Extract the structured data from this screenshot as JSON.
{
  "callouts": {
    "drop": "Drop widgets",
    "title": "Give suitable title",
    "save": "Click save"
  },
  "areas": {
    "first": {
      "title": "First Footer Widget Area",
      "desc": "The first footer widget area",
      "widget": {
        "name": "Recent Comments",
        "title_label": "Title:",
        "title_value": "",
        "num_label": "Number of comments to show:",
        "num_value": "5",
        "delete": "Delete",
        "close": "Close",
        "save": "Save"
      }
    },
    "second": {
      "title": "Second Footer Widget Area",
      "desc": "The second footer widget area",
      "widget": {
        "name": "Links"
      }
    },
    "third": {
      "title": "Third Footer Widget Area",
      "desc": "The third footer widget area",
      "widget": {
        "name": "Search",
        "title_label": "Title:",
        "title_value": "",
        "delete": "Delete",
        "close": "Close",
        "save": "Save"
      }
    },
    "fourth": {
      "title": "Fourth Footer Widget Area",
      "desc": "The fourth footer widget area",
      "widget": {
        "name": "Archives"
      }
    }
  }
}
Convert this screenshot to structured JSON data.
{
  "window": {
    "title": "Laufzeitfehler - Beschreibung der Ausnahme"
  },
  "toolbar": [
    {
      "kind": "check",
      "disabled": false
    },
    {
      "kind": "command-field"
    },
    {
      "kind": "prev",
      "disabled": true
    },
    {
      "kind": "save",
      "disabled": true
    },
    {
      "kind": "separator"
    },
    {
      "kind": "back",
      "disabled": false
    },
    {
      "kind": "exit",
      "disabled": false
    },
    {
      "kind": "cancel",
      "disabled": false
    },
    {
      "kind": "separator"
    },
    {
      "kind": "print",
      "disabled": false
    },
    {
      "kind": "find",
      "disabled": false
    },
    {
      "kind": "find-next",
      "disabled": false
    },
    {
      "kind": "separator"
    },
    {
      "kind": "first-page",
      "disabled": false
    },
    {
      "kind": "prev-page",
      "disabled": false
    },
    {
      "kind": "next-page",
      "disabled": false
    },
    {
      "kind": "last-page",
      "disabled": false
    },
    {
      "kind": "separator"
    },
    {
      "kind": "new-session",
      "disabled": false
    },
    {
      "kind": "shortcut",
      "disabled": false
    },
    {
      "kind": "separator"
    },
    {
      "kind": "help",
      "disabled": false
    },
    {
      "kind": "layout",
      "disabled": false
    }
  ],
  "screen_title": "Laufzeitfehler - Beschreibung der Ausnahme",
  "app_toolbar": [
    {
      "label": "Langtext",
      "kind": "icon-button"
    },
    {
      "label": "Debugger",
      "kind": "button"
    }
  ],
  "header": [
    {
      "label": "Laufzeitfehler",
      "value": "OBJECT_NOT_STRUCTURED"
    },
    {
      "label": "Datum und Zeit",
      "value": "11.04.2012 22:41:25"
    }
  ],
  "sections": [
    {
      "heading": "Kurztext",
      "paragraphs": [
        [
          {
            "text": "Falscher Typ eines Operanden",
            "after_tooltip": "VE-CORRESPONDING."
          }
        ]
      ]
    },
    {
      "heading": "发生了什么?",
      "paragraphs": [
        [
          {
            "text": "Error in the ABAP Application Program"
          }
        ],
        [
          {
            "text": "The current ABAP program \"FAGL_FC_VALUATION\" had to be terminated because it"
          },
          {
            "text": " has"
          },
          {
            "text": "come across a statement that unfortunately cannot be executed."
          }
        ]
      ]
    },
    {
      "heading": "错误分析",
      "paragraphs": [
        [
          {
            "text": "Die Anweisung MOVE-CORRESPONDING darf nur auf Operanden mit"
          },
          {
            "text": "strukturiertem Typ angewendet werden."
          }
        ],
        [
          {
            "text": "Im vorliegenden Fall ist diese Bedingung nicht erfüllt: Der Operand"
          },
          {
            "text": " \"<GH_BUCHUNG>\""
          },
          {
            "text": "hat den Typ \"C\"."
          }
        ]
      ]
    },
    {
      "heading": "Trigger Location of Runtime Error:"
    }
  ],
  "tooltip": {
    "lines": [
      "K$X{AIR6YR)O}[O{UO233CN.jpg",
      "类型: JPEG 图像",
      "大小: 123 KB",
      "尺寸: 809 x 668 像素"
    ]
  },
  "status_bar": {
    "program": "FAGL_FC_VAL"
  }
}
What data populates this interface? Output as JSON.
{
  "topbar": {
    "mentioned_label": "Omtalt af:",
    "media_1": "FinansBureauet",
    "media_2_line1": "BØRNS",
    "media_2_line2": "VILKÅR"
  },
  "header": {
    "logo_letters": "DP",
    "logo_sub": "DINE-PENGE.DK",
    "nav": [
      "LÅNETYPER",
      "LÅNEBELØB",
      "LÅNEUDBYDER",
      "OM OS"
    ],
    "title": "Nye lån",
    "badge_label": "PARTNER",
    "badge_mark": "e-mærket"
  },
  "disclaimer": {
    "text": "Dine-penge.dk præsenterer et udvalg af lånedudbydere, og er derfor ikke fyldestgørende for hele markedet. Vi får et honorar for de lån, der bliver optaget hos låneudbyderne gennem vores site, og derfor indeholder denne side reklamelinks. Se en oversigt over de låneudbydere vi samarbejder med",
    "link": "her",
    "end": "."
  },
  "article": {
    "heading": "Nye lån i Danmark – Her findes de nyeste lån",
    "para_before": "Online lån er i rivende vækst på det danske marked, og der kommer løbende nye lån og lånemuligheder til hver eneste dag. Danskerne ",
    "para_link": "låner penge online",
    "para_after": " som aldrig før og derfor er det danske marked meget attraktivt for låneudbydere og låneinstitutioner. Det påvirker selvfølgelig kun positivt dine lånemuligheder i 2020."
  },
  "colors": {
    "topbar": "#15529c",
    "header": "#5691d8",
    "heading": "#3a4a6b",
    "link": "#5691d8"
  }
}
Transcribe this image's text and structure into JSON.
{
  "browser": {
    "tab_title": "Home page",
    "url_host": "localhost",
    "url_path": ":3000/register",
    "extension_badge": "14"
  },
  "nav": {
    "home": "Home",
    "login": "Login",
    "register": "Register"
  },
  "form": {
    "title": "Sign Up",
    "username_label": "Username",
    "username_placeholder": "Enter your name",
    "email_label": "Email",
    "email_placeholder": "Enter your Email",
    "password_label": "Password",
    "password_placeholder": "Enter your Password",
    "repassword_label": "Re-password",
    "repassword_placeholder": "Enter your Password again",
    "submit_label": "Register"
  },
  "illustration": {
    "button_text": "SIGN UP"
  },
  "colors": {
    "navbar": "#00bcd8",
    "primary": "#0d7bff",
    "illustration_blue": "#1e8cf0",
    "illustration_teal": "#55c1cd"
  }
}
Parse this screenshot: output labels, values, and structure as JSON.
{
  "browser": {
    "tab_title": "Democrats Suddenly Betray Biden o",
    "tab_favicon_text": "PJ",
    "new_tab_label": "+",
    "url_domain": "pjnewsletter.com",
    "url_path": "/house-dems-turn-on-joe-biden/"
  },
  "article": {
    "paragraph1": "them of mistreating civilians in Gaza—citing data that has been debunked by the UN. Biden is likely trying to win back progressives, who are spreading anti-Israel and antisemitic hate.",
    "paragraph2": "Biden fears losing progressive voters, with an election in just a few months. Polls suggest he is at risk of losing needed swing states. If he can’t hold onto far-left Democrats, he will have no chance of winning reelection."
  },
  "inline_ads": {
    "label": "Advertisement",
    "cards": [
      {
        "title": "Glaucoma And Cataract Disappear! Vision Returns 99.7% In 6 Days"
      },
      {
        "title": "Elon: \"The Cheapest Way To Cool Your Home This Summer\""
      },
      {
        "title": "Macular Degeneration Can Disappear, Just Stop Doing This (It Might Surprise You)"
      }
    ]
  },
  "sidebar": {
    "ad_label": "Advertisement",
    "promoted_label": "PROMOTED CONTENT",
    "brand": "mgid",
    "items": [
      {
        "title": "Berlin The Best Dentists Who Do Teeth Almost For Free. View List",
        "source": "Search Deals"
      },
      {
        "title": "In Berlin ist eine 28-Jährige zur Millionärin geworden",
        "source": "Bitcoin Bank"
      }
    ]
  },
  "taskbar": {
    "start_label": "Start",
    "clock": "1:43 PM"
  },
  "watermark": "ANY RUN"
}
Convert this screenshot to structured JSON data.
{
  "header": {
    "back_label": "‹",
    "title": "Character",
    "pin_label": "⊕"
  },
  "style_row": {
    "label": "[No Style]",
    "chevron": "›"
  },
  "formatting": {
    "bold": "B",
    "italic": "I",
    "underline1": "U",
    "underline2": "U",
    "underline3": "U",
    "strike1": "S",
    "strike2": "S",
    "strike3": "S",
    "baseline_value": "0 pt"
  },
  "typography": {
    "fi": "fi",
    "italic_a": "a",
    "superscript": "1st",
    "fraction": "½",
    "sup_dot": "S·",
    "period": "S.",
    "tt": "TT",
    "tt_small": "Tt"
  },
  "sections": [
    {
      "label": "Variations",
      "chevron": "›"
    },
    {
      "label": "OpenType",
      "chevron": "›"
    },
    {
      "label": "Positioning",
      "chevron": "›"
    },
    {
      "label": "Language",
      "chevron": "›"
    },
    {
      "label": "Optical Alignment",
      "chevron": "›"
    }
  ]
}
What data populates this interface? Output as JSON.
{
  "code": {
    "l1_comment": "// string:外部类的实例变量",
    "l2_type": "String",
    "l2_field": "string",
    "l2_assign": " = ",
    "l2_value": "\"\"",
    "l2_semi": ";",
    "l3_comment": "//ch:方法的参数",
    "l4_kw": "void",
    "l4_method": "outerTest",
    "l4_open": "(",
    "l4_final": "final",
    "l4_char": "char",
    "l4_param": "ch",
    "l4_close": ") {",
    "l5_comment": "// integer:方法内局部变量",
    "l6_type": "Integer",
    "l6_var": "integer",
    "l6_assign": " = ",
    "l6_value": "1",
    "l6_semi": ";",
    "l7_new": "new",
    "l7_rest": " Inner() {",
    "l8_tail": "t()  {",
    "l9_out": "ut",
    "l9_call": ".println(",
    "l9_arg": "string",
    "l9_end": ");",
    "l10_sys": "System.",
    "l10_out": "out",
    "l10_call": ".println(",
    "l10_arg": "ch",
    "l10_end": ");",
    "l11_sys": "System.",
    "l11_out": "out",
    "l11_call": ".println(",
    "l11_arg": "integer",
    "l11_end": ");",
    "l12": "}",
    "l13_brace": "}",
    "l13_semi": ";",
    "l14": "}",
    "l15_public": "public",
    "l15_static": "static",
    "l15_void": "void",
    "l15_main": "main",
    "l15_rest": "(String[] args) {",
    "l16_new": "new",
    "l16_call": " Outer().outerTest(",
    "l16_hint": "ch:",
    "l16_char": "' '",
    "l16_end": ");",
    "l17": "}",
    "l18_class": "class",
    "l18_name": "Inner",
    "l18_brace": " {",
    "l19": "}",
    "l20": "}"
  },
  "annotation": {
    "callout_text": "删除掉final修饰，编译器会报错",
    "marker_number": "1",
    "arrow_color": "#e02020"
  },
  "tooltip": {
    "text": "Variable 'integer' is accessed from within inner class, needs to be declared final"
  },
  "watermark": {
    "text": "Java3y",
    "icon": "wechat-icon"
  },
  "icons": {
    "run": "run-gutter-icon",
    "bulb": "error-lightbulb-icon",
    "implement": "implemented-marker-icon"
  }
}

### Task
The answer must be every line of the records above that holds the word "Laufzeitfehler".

### Exercise answer
    "title": "Laufzeitfehler - Beschreibung der Ausnahme"
  "screen_title": "Laufzeitfehler - Beschreibung der Ausnahme",
      "label": "Laufzeitfehler",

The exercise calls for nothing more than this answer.